International Whaling Commission
The worldwide outcry against the slaughter of whales in the 1980s led to the member countries of the International Whaling Commission voting for a global moratorium banning the whaling of 10 species of 'great whale' for commercial purposes. After decades of hunting, whale populations had been reduced to a mere fraction of their former levels and many species were perilously close to extinction. The moratorium has remained in place since 1986 and is allowing whales some respite to slowly begin to recover their populations, although they still battle many other threats such as shipping collisions, seismic disturbance, marine debris, pollution and the environmental changes brought by global warming. For some species of great whale the moratorium may have come too late, numbers of Blue Whale, Northern Right Whale and Gray Whale still teeter close to extinction.

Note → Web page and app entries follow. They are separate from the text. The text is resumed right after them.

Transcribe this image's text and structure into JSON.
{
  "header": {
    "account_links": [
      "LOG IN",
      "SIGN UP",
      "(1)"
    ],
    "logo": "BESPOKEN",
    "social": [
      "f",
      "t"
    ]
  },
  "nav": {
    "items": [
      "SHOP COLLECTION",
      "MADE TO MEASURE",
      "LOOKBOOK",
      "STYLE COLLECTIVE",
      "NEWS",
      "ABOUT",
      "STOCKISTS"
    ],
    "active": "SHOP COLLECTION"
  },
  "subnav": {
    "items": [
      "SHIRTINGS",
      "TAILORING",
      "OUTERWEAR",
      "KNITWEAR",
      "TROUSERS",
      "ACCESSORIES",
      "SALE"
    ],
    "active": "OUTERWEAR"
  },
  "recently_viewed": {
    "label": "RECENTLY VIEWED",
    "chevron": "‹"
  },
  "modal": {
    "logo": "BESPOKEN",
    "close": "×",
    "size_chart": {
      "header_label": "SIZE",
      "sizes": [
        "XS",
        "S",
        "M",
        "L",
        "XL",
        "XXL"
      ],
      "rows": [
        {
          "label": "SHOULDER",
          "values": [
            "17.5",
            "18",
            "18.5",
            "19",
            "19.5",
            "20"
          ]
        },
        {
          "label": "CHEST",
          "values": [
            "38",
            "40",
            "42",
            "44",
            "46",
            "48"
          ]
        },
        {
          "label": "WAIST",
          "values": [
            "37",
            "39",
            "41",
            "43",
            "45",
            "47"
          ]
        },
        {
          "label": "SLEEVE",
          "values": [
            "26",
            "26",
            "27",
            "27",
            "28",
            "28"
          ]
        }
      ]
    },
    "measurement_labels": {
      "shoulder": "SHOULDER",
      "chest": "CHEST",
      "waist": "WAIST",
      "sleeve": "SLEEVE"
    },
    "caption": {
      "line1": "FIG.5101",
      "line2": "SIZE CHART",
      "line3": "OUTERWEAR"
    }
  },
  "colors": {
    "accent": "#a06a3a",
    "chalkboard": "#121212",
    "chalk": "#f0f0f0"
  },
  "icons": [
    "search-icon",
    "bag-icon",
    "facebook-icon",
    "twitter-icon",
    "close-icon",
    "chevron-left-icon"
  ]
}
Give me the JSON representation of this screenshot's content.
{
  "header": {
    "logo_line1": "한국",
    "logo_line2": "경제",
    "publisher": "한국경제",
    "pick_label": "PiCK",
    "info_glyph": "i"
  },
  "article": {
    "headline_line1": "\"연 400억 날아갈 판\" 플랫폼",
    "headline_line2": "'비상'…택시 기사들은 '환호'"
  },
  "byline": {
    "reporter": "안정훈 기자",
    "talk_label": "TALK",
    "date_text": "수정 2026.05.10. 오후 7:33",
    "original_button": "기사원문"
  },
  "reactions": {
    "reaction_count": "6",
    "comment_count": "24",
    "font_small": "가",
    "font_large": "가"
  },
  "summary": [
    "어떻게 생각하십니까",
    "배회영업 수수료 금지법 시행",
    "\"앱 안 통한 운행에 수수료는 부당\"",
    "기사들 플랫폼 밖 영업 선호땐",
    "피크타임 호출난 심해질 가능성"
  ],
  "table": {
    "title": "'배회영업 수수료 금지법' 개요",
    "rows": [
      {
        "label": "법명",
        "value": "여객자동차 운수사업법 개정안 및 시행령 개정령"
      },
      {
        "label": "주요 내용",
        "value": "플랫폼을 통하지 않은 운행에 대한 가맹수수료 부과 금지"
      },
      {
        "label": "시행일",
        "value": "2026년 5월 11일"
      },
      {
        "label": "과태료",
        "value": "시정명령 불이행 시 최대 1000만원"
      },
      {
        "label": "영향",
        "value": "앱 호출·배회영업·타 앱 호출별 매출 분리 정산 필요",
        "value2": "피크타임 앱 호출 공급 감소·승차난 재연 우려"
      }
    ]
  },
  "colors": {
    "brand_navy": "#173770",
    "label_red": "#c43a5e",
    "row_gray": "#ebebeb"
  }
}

Sadly, the whaling moratorium was only a temporary win and not all IWC countries respect it; both Japan and Norway have continued hunting whales. Both countries are determined to bring an end to the moratorium and with each annual meeting of the International Whaling Commission the moratorium looks ever more precarious.
Norway took out a reservation against the moratorium, and under IWC rules this means it's whaling industry has been allowed to continue killing Minke whales in the north east Atlantic.
Under the rules of the IWC, which were set up in the 1940s, countries are also allowed to issue permits to kill whales for scientific purposes. It is this loophole that Japan exploits to continue its whaling interests.
HSI always has a team of campaigners at the annual IWC meetings, lobbying to ensure the moratorium remains in place, scientific whaling is strongly opposed and proper conservation measures are taken to protect whale and dolphin populations. Considerable effort has gone into lobbying for sanctuaries, lately for a whale sanctuary in the South Pacific to compliment those already achieved in the Southern and Indian Oceans.